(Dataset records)
+++

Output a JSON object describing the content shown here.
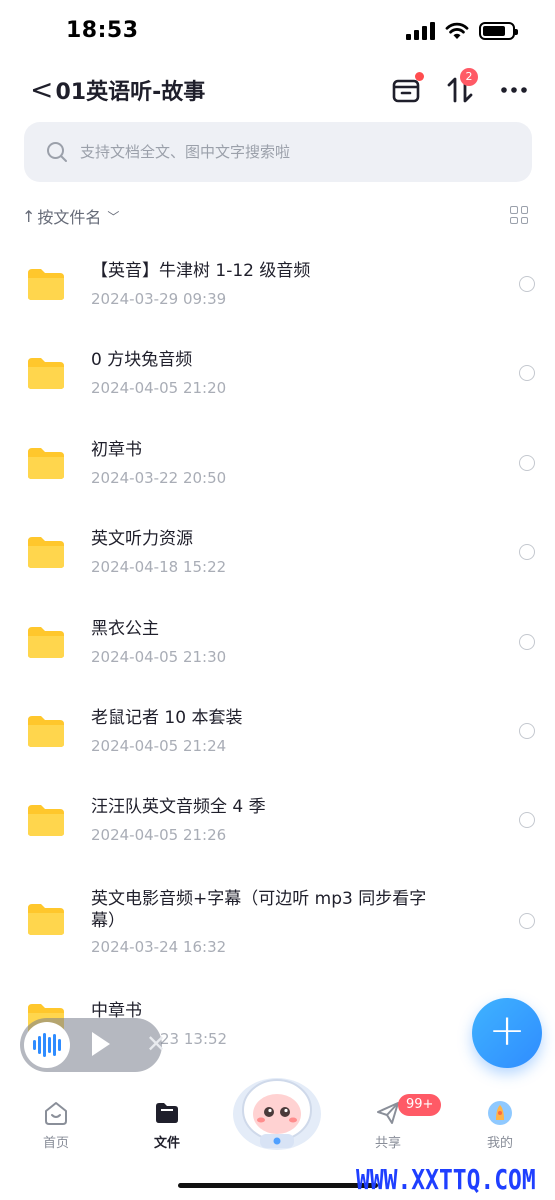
{
  "status_bar": {
    "time": "18:53"
  },
  "header": {
    "back_symbol": "<",
    "title": "01英语听-故事",
    "sort_badge": "2"
  },
  "search": {
    "placeholder": "支持文档全文、图中文字搜索啦"
  },
  "sort": {
    "arrow": "↑",
    "label": "按文件名",
    "chevron": "﹀"
  },
  "files": [
    {
      "name": "【英音】牛津树 1-12 级音频",
      "date": "2024-03-29 09:39"
    },
    {
      "name": "0 方块兔音频",
      "date": "2024-04-05 21:20"
    },
    {
      "name": "初章书",
      "date": "2024-03-22 20:50"
    },
    {
      "name": "英文听力资源",
      "date": "2024-04-18 15:22"
    },
    {
      "name": "黑衣公主",
      "date": "2024-04-05 21:30"
    },
    {
      "name": "老鼠记者 10 本套装",
      "date": "2024-04-05 21:24"
    },
    {
      "name": "汪汪队英文音频全 4 季",
      "date": "2024-04-05 21:26"
    },
    {
      "name": "英文电影音频+字幕（可边听 mp3 同步看字幕）",
      "date": "2024-03-24 16:32"
    },
    {
      "name": "中章书",
      "date": "23 13:52"
    }
  ],
  "fab": {
    "symbol": "+"
  },
  "player": {
    "close_symbol": "✕"
  },
  "tabs": [
    {
      "label": "首页",
      "icon": "home-face-icon"
    },
    {
      "label": "文件",
      "icon": "folder-icon"
    },
    {
      "label": "共享",
      "icon": "paper-plane-icon",
      "badge": "99+"
    },
    {
      "label": "我的",
      "icon": "avatar-icon"
    }
  ],
  "watermark": "WWW.XXTTQ.COM",
  "colors": {
    "accent": "#2f8cff",
    "badge": "#ff5a66",
    "folder": "#ffc72c",
    "watermark": "#1f3fff"
  }
}
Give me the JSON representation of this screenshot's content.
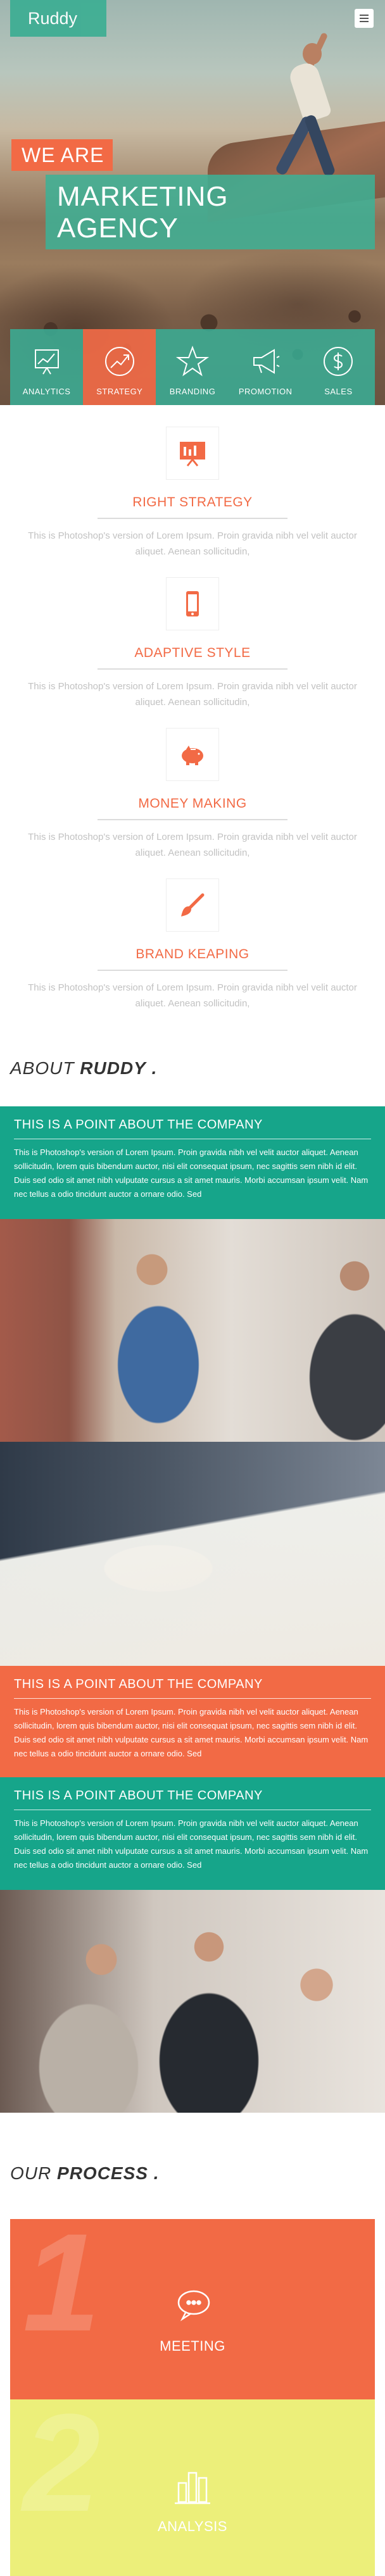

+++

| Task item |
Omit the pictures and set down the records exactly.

| Exercise answer |
Output a JSON object describing the content shown here.
{
  "status_bar": {
    "time": "18:53"
  },
  "header": {
    "back_symbol": "<",
    "title": "01英语听-故事",
    "sort_badge": "2"
  },
  "search": {
    "placeholder": "支持文档全文、图中文字搜索啦"
  },
  "sort": {
    "arrow": "↑",
    "label": "按文件名",
    "chevron": "﹀"
  },
  "files": [
    {
      "name": "【英音】牛津树 1-12 级音频",
      "date": "2024-03-29 09:39"
    },
    {
      "name": "0 方块兔音频",
      "date": "2024-04-05 21:20"
    },
    {
      "name": "初章书",
      "date": "2024-03-22 20:50"
    },
    {
      "name": "英文听力资源",
      "date": "2024-04-18 15:22"
    },
    {
      "name": "黑衣公主",
      "date": "2024-04-05 21:30"
    },
    {
      "name": "老鼠记者 10 本套装",
      "date": "2024-04-05 21:24"
    },
    {
      "name": "汪汪队英文音频全 4 季",
      "date": "2024-04-05 21:26"
    },
    {
      "name": "英文电影音频+字幕（可边听 mp3 同步看字幕）",
      "date": "2024-03-24 16:32"
    },
    {
      "name": "中章书",
      "date": "23 13:52"
    }
  ],
  "fab": {
    "symbol": "+"
  },
  "player": {
    "close_symbol": "✕"
  },
  "tabs": [
    {
      "label": "首页",
      "icon": "home-face-icon"
    },
    {
      "label": "文件",
      "icon": "folder-icon"
    },
    {
      "label": "共享",
      "icon": "paper-plane-icon",
      "badge": "99+"
    },
    {
      "label": "我的",
      "icon": "avatar-icon"
    }
  ],
  "watermark": "WWW.XXTTQ.COM",
  "colors": {
    "accent": "#2f8cff",
    "badge": "#ff5a66",
    "folder": "#ffc72c",
    "watermark": "#1f3fff"
  }
}
Give me the JSON representation of this screenshot's content.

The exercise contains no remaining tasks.